Maui dolphins are the world's rarest and smallest marine dolphin.

They are unique to New Zealand and, critically endangered, there are just 63 adults left, somewhere off Taranaki.

The numbers have dwindled in the face of fishing operations such as set-netting and trawling.

Now global conservation group WWF (World Wildlife Fund) has taken a proactive approach by commissioning consultant BERL to assess the cost of transitioning the fishing industry to dolphin-safe methods.


That cost is estimated at between $40 million and $65 million over three years - a not inconsiderable sum, but then a unique species is arguably beyond any price tag.

The WWF is calling on the Government to fund the transition to long-lining and away from set nets and trawling. It points out that the estimated $25 million in the first year is less than three years' worth of ministerial travel expenses.

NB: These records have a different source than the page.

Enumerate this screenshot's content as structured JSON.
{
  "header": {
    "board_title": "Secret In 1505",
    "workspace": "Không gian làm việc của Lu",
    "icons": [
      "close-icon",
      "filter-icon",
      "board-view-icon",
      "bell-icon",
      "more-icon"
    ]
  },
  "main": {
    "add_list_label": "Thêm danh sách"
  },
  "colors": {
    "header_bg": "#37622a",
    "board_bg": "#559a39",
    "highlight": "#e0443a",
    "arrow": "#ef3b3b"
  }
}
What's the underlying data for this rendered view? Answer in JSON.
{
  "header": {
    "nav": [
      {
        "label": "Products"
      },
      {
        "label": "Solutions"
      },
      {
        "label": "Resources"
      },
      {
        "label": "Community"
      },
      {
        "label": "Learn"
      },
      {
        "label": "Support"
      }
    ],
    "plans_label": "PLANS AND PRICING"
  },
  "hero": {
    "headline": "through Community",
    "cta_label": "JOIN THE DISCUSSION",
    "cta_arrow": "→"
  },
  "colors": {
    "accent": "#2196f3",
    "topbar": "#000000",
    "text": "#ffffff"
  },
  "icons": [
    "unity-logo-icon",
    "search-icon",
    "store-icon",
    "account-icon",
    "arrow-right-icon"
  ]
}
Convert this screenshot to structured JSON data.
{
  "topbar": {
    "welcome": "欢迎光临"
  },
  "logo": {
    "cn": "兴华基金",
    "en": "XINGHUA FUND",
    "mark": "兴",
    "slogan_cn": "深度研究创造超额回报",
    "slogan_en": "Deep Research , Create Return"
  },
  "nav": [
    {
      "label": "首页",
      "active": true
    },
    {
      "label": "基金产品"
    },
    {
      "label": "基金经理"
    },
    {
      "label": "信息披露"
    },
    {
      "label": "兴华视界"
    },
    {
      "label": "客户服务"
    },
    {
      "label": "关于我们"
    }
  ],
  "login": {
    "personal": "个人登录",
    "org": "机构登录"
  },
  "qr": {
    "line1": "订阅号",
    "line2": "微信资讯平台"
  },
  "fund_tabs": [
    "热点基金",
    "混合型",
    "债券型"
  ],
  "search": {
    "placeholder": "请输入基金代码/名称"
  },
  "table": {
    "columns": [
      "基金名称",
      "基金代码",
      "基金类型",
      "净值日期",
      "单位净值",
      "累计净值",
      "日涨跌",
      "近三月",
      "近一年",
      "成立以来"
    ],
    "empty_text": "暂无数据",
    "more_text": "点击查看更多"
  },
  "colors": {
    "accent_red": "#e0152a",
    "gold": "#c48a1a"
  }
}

But don't expect ministers to sacrifice their free travel any time soon. Minister for Primary Industries Nathan Guy has rejected the Government chipping in.

He maintains that existing restrictions on commercial fishing operations in the dolphins' habitat are sufficient protection for this rare aquatic breed.

Of course, if he's wrong, it's game over for Maui. There won't be any second chances, so Mr Guy might want to take another long hard look before he becomes Minister for Extinct Species.

Another reason for a re-examination of the claimed protection and restrictions around the dolphins' habitat is suggested by a Greenpeace report yesterday.

It said that Mr Guy's ministry was paying a company controlled and owned by the fishing industry lobby to collect data, manage so-called "public registers", register and unregister vessels, monitor overfishing and quota holdings, and even provide Official Information Act responses instead of the ministry.

So perhaps someone in Government, other than Mr Guy, can look at the Maui dolphin and decide saving it should be a matter of policy. It might even be a vote winner.

PS: The WWF's call for protection of the dolphin includes a moratorium on marine mining activities in the area which would rule out Trans-Tasman Resources seabed mining application.